“I stand with great pride and aloha for our state and its people as we celebrate the 50th Anniversary of Hawai‘i’s Statehood,” said Speaker of the House Calvin K.Y. Say. “I am most proud of the fact that over the past 50 years, we have maintained our unique culture and distinctive character, preserved the natural beauty of our land, served as a role model as the most ethnically diverse state in the nation, and shared a historic moment with our newly elected President of the United States who was born and raised in these islands. The most exciting thing for me, however, is the knowledge that our people share a love for Hawai‘i that transcends all differences, and we shall work together in unity to ensure that the best years for the state are before us.”
Prior to the start of the joint session, the 111th Army Band will perform in the Capitol Rotunda from 11:30 a.m. to noon. At 11:55 a.m., two Hawai‘i Air National Guard F-15s will conduct a flyover of the Capitol.
An archival display of historic items and photos from 1959 will also be on display in the Chamber level of the State Capitol.

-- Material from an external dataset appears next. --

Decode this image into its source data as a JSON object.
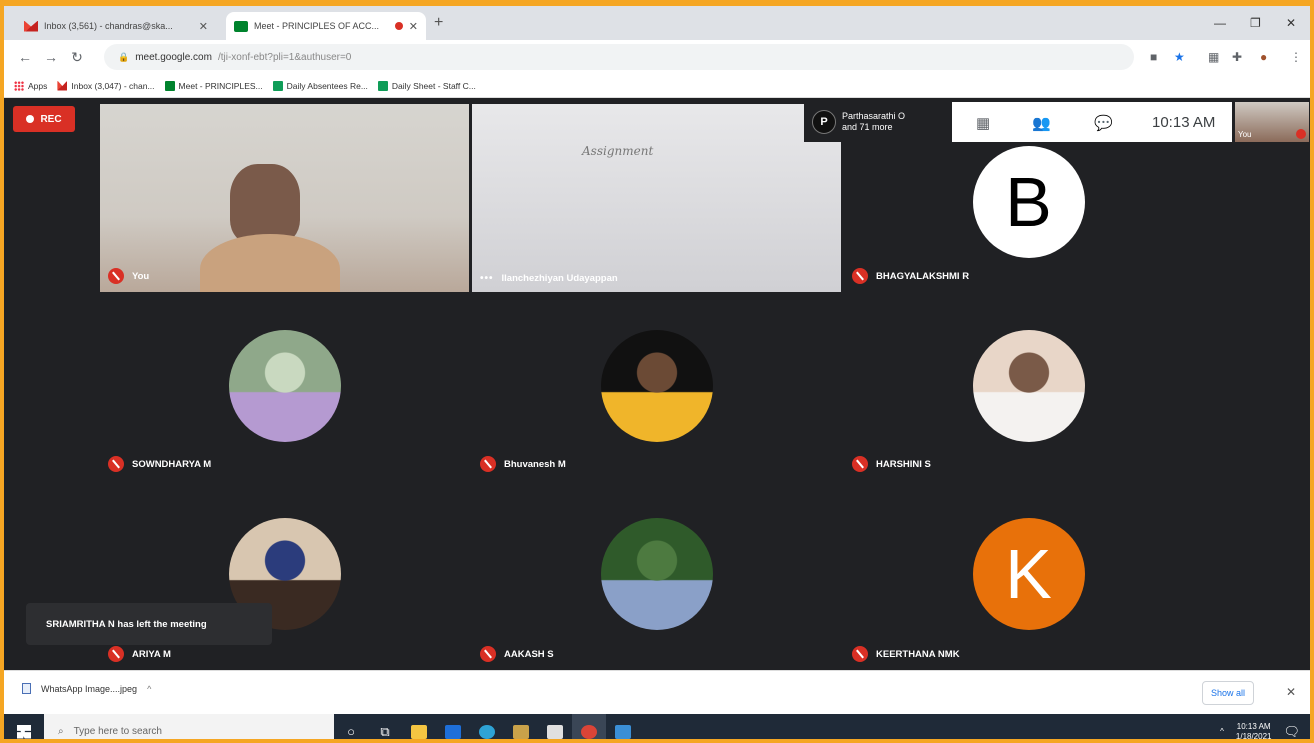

Following the joint legislative session, the public is invited to participate in self-guided or docent-assisted walking tours of the downtown Honolulu’s Capital Cultural District, which is included in the proposed Honolulu Capital National Heritage Area currently being considered by Congress. Free maps featuring downtown Honolulu’s historic landmarks will be distributed. Among the highlights are the Hawai‘i State Capitol, Washington Place, St. Andrew’s Cathedral, Hawai‘i State Art Museum, ‘Iolani Palace, Ali‘iolani Hale, Mission Houses Memorial Museum, Honolulu Hale, Hawai‘i State Library, Kawaiaha‘o Church, Hawai‘i Theatre and Chinatown.
The 50th Anniversary of Statehood Commission has planned a comprehensive year-long series of events and programs, with a special focus on education, to honor the 50th anniversary of Hawai‘i’s admission to the United States.